Read Mulligan Blog entry:
Kevin Mulligan is a Pathways Program student working with the Northeast Region’s Fish Passage Engineering team. Implemented in 2010, the fish passage engineering program is the result of a successful partnership between the USFWS Northeast Region, the USGS Conte Lab, and the University of Massachusetts. Today, Kevin shares with us his experiences on the team.
The term “fish passage engineer” may not be the most trending subject in media these days, but for fish species that need access to habitat in order to live, a fish passage engineer can be the difference between finding successful spawning sites or, literally, hitting a brick wall.
I was first introduced to the Fish Passage Engineer Team through a partnership between UMass, the U.S. Fish and Wildlife Service and the U.S. Geological Survey. At the time I was working on my graduate studies within the UMass Department of Environmental and Water Resources Engineering. The partnership is designed to give students practical on-the-job experience, and at the same time provide the agencies with academic resources for doing research and having students assist with critical work. As part of the partnership, Service employees teach classes and work with students on real, working projects. In September 2013, I began a research project at UMass funded by the Hydro Research Foundation. My adviser, Brett Towler, is a member of the Service’s Fish Passage Engineer Team and an adjunct professor at the university. In May 2015, once my graduate studies were nearly completed, I joined the team as a Pathways Program intern.

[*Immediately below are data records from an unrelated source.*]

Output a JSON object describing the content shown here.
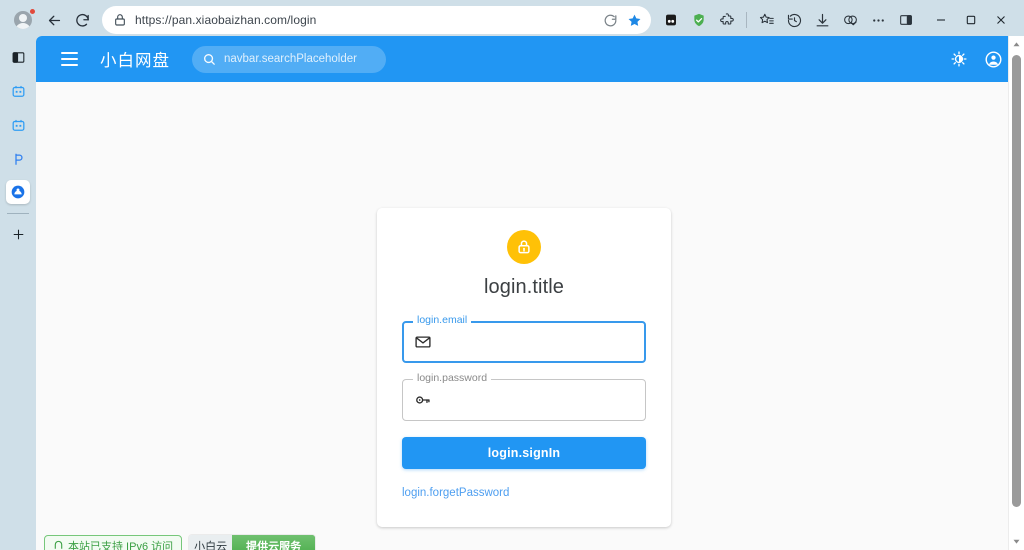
{
  "browser": {
    "name": "microsoft-edge",
    "profile_has_notification": true,
    "url": "https://pan.xiaobaizhan.com/login",
    "back_icon": "back-arrow-icon",
    "reload_icon": "reload-icon",
    "lock_icon": "site-lock-icon",
    "urlbar_icons": [
      {
        "name": "refresh-page-icon",
        "glyph": "refresh"
      },
      {
        "name": "favorite-star-icon",
        "glyph": "star-filled"
      }
    ],
    "toolbar_icons": [
      {
        "name": "extension-dark-icon",
        "label": "extension"
      },
      {
        "name": "shield-extension-icon",
        "label": "adblock-shield"
      },
      {
        "name": "puzzle-extensions-icon",
        "label": "extensions"
      },
      {
        "name": "favorites-icon",
        "label": "Favorites"
      },
      {
        "name": "history-icon",
        "label": "History"
      },
      {
        "name": "downloads-icon",
        "label": "Downloads"
      },
      {
        "name": "collections-icon",
        "label": "Collections"
      },
      {
        "name": "settings-more-icon",
        "label": "Settings and more"
      },
      {
        "name": "split-screen-icon",
        "label": "Split screen"
      }
    ],
    "window_controls": [
      {
        "name": "minimize-button",
        "glyph": "–"
      },
      {
        "name": "maximize-button",
        "glyph": "☐"
      },
      {
        "name": "close-button",
        "glyph": "✕"
      }
    ],
    "sidebar_items": [
      {
        "name": "sidebar-panel-toggle-icon",
        "label": "panel"
      },
      {
        "name": "sidebar-tool-calendar-icon",
        "label": "tool-1"
      },
      {
        "name": "sidebar-tool-calendar2-icon",
        "label": "tool-2"
      },
      {
        "name": "sidebar-copilot-icon",
        "label": "copilot"
      },
      {
        "name": "sidebar-app-active-icon",
        "label": "active-app",
        "active": true
      },
      {
        "name": "sidebar-add-icon",
        "label": "add",
        "glyph": "+"
      }
    ]
  },
  "navbar": {
    "menu_icon": "hamburger-menu-icon",
    "brand": "小白网盘",
    "searchPlaceholder": "navbar.searchPlaceholder",
    "search_icon": "search-icon",
    "theme_toggle_icon": "brightness-theme-icon",
    "account_icon": "account-circle-icon",
    "bg_color": "#2196f3"
  },
  "login": {
    "lock_icon": "lock-icon",
    "lock_color": "#ffc107",
    "title": "login.title",
    "email": "login.email",
    "email_icon": "envelope-icon",
    "email_value": "",
    "email_focused": true,
    "password": "login.password",
    "password_icon": "key-icon",
    "password_value": "",
    "signIn": "login.signIn",
    "forgetPassword": "login.forgetPassword",
    "accent_color": "#2196f3",
    "link_color": "#4d9ef0"
  },
  "footer": {
    "ipv6_badge": "本站已支持 IPv6 访问",
    "ipv6_icon": "ipv6-shield-icon",
    "cloud_badge_left": "小白云",
    "cloud_badge_right": "提供云服务",
    "green_color": "#5cb85c"
  },
  "scrollbar": {
    "up_arrow": "scroll-up-arrow-icon",
    "down_arrow": "scroll-down-arrow-icon",
    "thumb": "scroll-thumb"
  }
}
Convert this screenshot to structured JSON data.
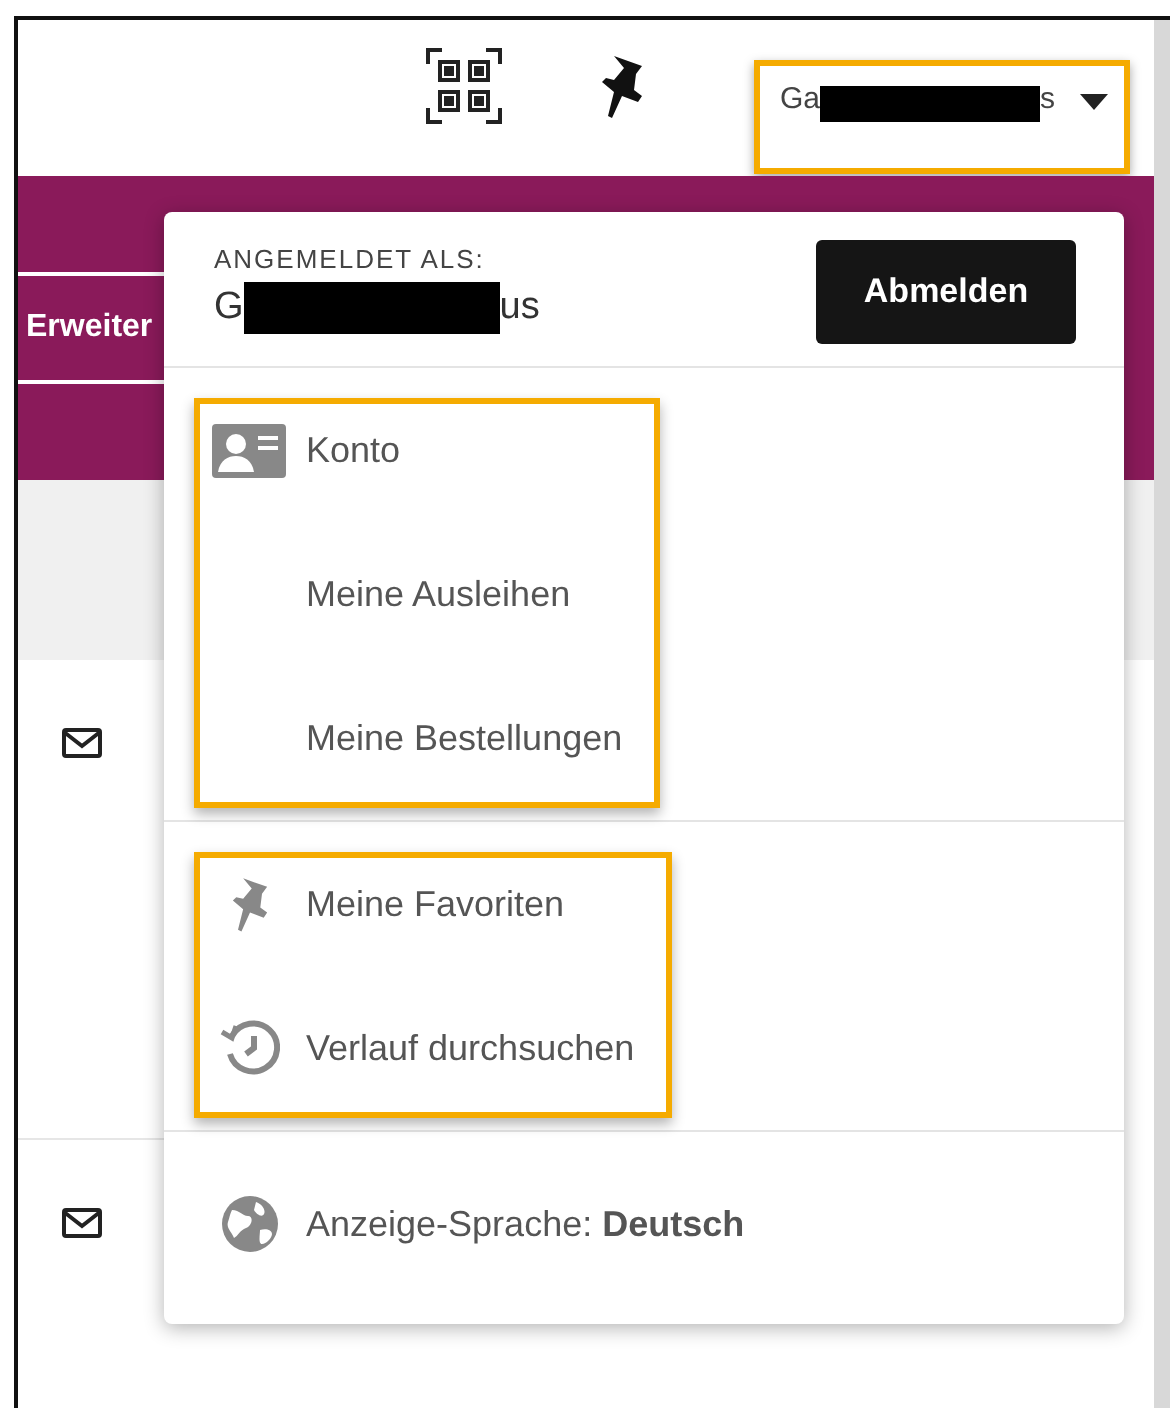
{
  "header": {
    "user_menu": {
      "name_start": "Ga",
      "name_end": "s",
      "expanded": true,
      "highlighted": true
    }
  },
  "nav": {
    "tab": "Erweiter"
  },
  "dropdown": {
    "signed_in_label": "ANGEMELDET ALS:",
    "user_start": "G",
    "user_end": "us",
    "logout_button": "Abmelden",
    "groups": [
      {
        "highlighted": true,
        "items": [
          {
            "label": "Konto",
            "kind": "account"
          },
          {
            "label": "Meine Ausleihen",
            "kind": "plain"
          },
          {
            "label": "Meine Bestellungen",
            "kind": "plain"
          }
        ]
      },
      {
        "highlighted": true,
        "items": [
          {
            "label": "Meine Favoriten",
            "kind": "favorites"
          },
          {
            "label": "Verlauf durchsuchen",
            "kind": "history"
          }
        ]
      },
      {
        "highlighted": false,
        "items": [
          {
            "label": "Anzeige-Sprache: **Deutsch**",
            "kind": "language"
          }
        ]
      }
    ]
  }
}
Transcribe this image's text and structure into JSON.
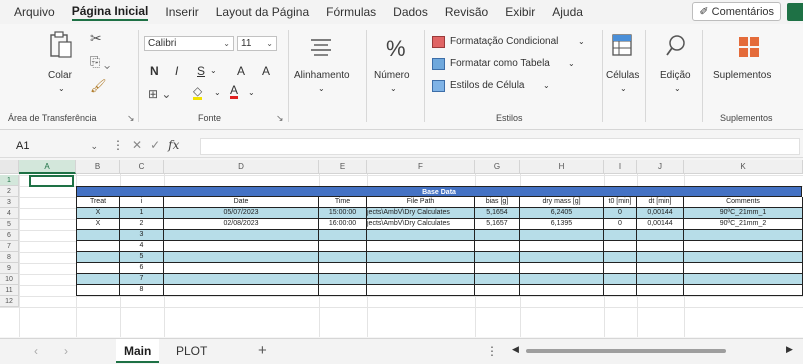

My primary focus as part of the engineer team is to develop the region’s first ever fish passage engineering design criteria manual. Creating the manual requires integration of numerous scientific and engineering disciplines that include fish behavior, hydraulics, hydrology and hydropower. But for the fish and aquatic species I am working for, the criteria manual means survival.
As a Pathways Program intern some of the perks of working with the fish passage engineering team are visiting fishways throughout scenic New England, participating in technical meetings and learning from professionals actively working in the field. Thanks to my education and the partnership with the Service and USGS I feel equipped to handle these experiences and projects that I am asked to assist with. Specific courses in the fish passage specialization program that have been particularly useful in my work for the partnership are The Design of Fish Passage Facilities, Open Channel Flow, Hydrology, and the Ecology of Fish.
One of the projects I have been fortunate to work on was developing computational fluid dynamics and physical models to enhance the design of downstream guidance structures for fish passage. In addition, the partnership started an Annual International Fish Passage Conference, to which I have been on the organizing team for the past five years. After being held in Massachusetts at UMass in 2010, the conference took place in Oregon, Wisconsin and The Netherlands. My participation in the conference has allowed me to connect with people in the field of fish passage from all over the world.
I am honored to be part of such an amazing team of fish passage engineers and biologists northeast whose mission is to improve the life of aquatic organisms in our rivers and oceans. My time with the Service and the work through the partnership has truly been educational and personally rewarding. Undoubtedly, the additional knowledge and skills I’ve gained will be useful throughout my career.
Learn more about the Fish Passage Engineering partnership with UMass: The Fish Passage Engineering Specialization is a civil and environmental engineering graduate degree option at the University of Massachusetts Amherst developed in partnership with the USFWS and U.S. Geological Survey designed to prepare students for a career in the fields of fishway design, dam removal, stream restoration, watershed ecology through interdisciplinary course work in civil engineering, resource conservation, and ichthyology. (December 2015)